_Task brief_.
Filter by the string "based": return the lines of the material that contain it.

_Data for processing_.
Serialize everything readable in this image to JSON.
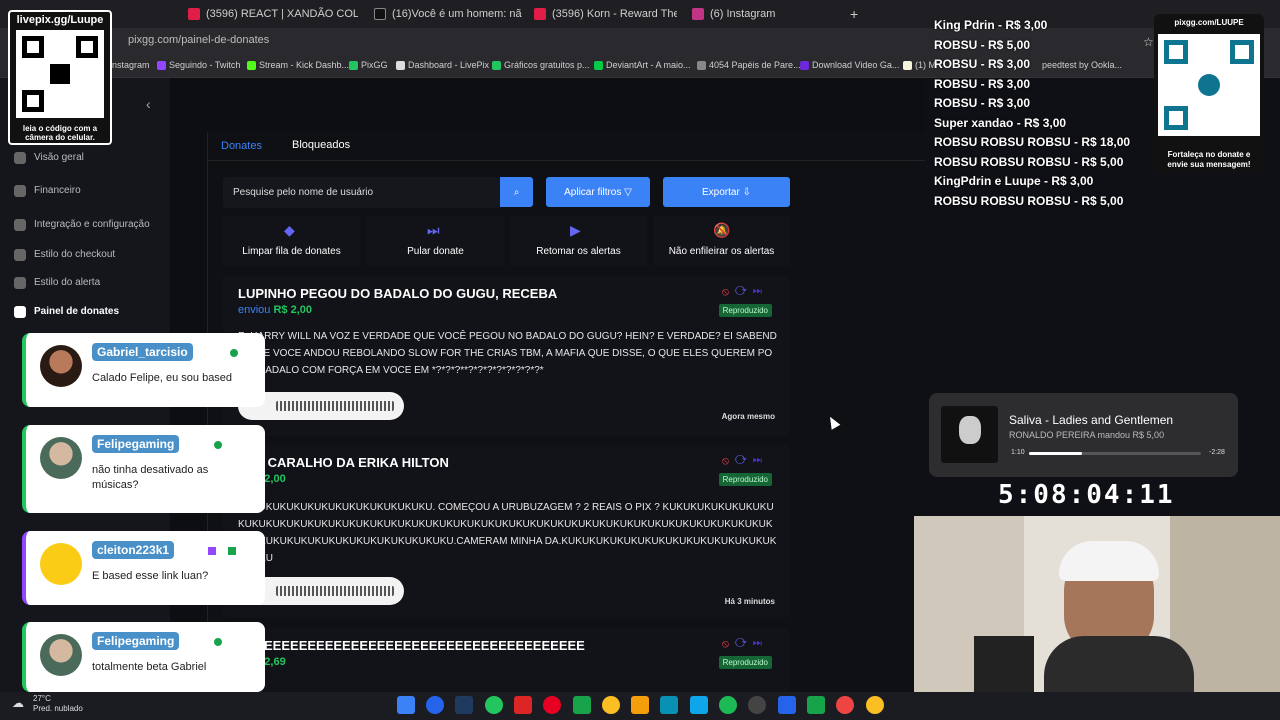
{
  "browser": {
    "tabs": [
      {
        "label": "(3596) REACT | XANDÃO COLO"
      },
      {
        "label": "(16)Você é um homem: não de"
      },
      {
        "label": "(3596) Korn - Reward The Scars"
      },
      {
        "label": "(6) Instagram"
      }
    ],
    "url": "pixgg.com/painel-de-donates",
    "bookmarks": [
      "nstagram",
      "Seguindo - Twitch",
      "Stream - Kick Dashb...",
      "PixGG",
      "Dashboard - LivePix",
      "Gráficos gratuitos p...",
      "DeviantArt - A maio...",
      "4054 Papéis de Pare...",
      "Download Video Ga...",
      "(1) M",
      "peedtest by Ookla..."
    ]
  },
  "sidebar": {
    "items": [
      {
        "label": "Visão geral"
      },
      {
        "label": "Financeiro"
      },
      {
        "label": "Integração e configuração"
      },
      {
        "label": "Estilo do checkout"
      },
      {
        "label": "Estilo do alerta"
      },
      {
        "label": "Painel de donates"
      }
    ]
  },
  "panel": {
    "tabs": [
      {
        "label": "Donates"
      },
      {
        "label": "Bloqueados"
      }
    ],
    "search_placeholder": "Pesquise pelo nome de usuário",
    "filter_label": "Aplicar filtros",
    "export_label": "Exportar",
    "actions": [
      {
        "label": "Limpar fila de donates"
      },
      {
        "label": "Pular donate"
      },
      {
        "label": "Retomar os alertas"
      },
      {
        "label": "Não enfileirar os alertas"
      }
    ]
  },
  "donates": [
    {
      "title": "LUPINHO PEGOU DO BADALO DO GUGU, RECEBA",
      "sent": "enviou",
      "amount": "R$ 2,00",
      "status": "Reproduzido",
      "message": "E, HARRY WILL NA VOZ E VERDADE QUE VOCÊ PEGOU NO BADALO DO GUGU? HEIN? E VERDADE? EI SABENDO QUE VOCE ANDOU REBOLANDO SLOW FOR THE CRIAS TBM, A MAFIA QUE DISSE, O QUE ELES QUEREM POR O BADALO COM FORÇA EM VOCE EM *?*?*?**?*?*?*?*?*?*?*?*",
      "time": "Agora mesmo"
    },
    {
      "title": "EI O CARALHO DA ERIKA HILTON",
      "sent": "u",
      "amount": "R$ 2,00",
      "status": "Reproduzido",
      "message": "KUKUKUKUKUKUKUKUKUKUKUKUKUKU. COMEÇOU A URUBUZAGEM ? 2 REAIS O PIX ? KUKUKUKUKUKUKUKUKUKUKUKUKUKUKUKUKUKUKUKUKUKUKUKUKUKUKUKUKUKUKUKUKUKUKUKUKUKUKUKUKUKUKUKUKUKUKUKUKUKUKUKUKUKUKUKUKUKUKUKUKUKU.CAMERAM MINHA DA.KUKUKUKUKUKUKUKUKUKUKUKUKUKUKUKUKUKU",
      "time": "Há 3 minutos"
    },
    {
      "title": "EEEEEEEEEEEEEEEEEEEEEEEEEEEEEEEEEEEEEEEE",
      "sent": "u",
      "amount": "R$ 2,69",
      "status": "Reproduzido",
      "message": "",
      "time": ""
    }
  ],
  "overlay": {
    "qr_left_title": "livepix.gg/Luupe",
    "qr_left_caption": "leia o código com a câmera do celular.",
    "qr_right_title": "pixgg.com/LUUPE",
    "qr_right_caption": "Fortaleça no donate e envie sua mensagem!",
    "top_donors": [
      "King Pdrin - R$ 3,00",
      "ROBSU - R$ 5,00",
      "ROBSU - R$ 3,00",
      "ROBSU - R$ 3,00",
      "ROBSU - R$ 3,00",
      "Super xandao - R$ 3,00",
      "ROBSU ROBSU ROBSU - R$ 18,00",
      "ROBSU ROBSU ROBSU - R$ 5,00",
      "KingPdrin e Luupe - R$ 3,00",
      "ROBSU ROBSU ROBSU - R$ 5,00"
    ],
    "chat": [
      {
        "user": "Gabriel_tarcisio",
        "text": "Calado Felipe, eu sou based",
        "color": "#5a8fc0"
      },
      {
        "user": "Felipegaming",
        "text": "não tinha desativado as músicas?",
        "color": "#5a8fc0"
      },
      {
        "user": "cleiton223k1",
        "text": "E based esse link luan?",
        "color": "#5a8fc0"
      },
      {
        "user": "Felipegaming",
        "text": "totalmente beta Gabriel",
        "color": "#5a8fc0"
      }
    ],
    "spotify": {
      "song": "Saliva - Ladies and Gentlemen",
      "sender": "RONALDO PEREIRA mandou R$ 5,00",
      "elapsed": "1:10",
      "remaining": "-2:28",
      "progress": 0.31
    },
    "timer": "5:08:04:11"
  },
  "taskbar": {
    "weather_temp": "27°C",
    "weather_desc": "Pred. nublado"
  },
  "colors": {
    "accent": "#3b82f6",
    "success": "#22c55e"
  }
}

_Result below_.
        "text": "Calado Felipe, eu sou based",
        "text": "E based esse link luan?",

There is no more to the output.